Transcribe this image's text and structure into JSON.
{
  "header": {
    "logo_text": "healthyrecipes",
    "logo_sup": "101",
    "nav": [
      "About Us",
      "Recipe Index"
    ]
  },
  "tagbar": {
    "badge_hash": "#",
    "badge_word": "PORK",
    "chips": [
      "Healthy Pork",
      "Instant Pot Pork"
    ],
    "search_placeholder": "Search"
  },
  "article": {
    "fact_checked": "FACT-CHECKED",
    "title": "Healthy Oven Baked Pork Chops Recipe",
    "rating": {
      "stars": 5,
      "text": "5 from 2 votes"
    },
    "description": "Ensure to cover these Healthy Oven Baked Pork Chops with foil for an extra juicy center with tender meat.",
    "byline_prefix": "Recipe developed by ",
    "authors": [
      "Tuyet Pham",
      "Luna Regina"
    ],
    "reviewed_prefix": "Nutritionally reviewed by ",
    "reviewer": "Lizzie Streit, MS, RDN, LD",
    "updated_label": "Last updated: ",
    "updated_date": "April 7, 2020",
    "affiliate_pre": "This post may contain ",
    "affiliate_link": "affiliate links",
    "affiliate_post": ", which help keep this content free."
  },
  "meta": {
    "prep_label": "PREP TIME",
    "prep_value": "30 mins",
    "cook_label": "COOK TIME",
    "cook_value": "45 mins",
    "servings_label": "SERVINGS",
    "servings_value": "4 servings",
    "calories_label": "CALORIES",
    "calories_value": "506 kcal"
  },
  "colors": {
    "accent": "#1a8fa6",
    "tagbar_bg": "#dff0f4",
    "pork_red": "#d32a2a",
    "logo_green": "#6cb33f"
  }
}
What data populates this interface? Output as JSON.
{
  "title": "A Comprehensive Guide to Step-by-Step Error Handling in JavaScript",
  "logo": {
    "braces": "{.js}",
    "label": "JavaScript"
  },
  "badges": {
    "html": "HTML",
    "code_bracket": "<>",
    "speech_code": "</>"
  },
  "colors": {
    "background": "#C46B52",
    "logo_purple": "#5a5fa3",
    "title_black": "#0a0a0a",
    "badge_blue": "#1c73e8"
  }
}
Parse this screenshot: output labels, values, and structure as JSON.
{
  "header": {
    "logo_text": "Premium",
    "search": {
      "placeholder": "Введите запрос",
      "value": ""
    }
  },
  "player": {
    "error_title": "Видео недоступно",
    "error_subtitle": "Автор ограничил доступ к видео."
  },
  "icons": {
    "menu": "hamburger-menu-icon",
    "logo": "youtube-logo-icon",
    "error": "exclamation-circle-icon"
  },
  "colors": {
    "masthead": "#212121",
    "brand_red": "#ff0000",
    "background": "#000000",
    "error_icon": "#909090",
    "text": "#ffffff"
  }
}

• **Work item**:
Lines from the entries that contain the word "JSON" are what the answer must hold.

• **Written solution**:
Transcribe this image's text and structure into JSON.
What data populates this interface? Output as JSON.
Parse this screenshot: output labels, values, and structure as JSON.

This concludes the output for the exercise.